Did you know that Mira Grant is up for the Hugo in two categories—Best Novel and Best Novella, or that Seanan McGuire has two entries for Best Novelette? Not to be outdone, Aliette de Bodard is also up for two Hugos—Best Short Story and Best Novella. Steven Moffat is named on no less than three nominations for the Best Dramatic Presentation. Other industry luminaries are also set to walk home with an armful of trophies. The night promises to be truly epic.
(I’ve even heard rumors that Game of Thrones actor Rory McCann, who plays one of my favorite characters “The Hound”, might be in attendance. If I run into him, I’m not sure if I’ll be excited or terrified. He has truly brought Sandor Clegane to life.)
Recently I’ve had the great honor of interviewing some of the pillars in the science fiction industry. Many of them started as wide-eyed youngsters completely enthralled with science fiction. They showed up to their first WorldCon and made friends that would last a lifetime. Look behind you as you are standing in line; that shy and unassuming teenager might just be a future Grand Master. Perhaps they are the next bestseller or world famous artist. Maybe one day they will be returning home with a Hugo or a Chesley.
LoneStarCon 3 promises to be one of the truly landmark events in the history of science fiction. Something so magnificent owes a great debt to San Antonio Fandom, from its origins with people like Judith Ward, to those dedicated Texians like Fred Duarte, Randy Shepherd, Willie Siros, Bill Parker, Cathy Beckwith, Kimm Antell, Karen Meschke, Laura Domitz, Kurt Baty, and David Brummel who navigated the bid process and brought the World Science Fiction Convention back to Yanaguana.
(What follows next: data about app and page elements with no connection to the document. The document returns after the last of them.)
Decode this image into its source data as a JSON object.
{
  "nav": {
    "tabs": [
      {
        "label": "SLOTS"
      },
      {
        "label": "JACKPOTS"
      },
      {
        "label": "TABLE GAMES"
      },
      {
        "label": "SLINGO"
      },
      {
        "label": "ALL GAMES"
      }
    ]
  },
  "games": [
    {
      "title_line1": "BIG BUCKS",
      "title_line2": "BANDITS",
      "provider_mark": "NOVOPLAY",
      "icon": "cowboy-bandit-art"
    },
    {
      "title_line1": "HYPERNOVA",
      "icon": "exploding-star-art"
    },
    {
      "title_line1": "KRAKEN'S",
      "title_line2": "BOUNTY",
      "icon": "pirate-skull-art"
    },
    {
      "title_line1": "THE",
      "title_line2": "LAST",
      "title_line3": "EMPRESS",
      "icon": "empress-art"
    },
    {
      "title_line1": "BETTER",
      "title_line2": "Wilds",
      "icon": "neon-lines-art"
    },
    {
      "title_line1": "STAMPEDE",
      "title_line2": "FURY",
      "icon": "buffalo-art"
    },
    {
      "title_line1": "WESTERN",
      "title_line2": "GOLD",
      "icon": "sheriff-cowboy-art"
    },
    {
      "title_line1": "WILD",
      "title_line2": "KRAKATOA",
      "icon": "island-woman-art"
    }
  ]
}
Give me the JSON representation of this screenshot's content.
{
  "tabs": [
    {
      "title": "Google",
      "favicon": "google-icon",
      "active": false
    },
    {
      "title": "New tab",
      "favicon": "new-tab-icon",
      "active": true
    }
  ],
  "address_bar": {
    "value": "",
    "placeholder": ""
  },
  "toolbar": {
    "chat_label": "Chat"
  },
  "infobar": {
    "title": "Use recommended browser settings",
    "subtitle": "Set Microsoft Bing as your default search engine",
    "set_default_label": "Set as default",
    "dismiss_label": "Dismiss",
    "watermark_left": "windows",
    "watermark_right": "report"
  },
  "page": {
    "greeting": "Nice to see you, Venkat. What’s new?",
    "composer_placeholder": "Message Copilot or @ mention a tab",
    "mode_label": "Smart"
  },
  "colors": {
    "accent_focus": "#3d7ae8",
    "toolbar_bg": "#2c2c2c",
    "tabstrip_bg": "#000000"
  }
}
With more than 400 volunteers, the Alamo Literary Arts Maintenance Organization has made sure this year’s WorldCon will be forging legends.
It is my first World Science Fiction Convention, so I am both excited and nervous. Although Texas hospitality is legendary, I hope someone offers me bread and salt when I arrive. (Though I’m not sure even that will protect me should all the ghosts arise. You see what it did for Rob Stark.)
I remind myself that Saint Anthony is the patron saint of finding lost things and lost people. I recognize that we do not always know what is lost until it is found. As I stroll along the River Walk, I will be listening to the water whisper. I wonder what it will tell me. I wonder what I will find deep in the heart of Texas.
Author’s Note: Special thanks to Karen Meschke and Laurie Mann for their invaluable insight.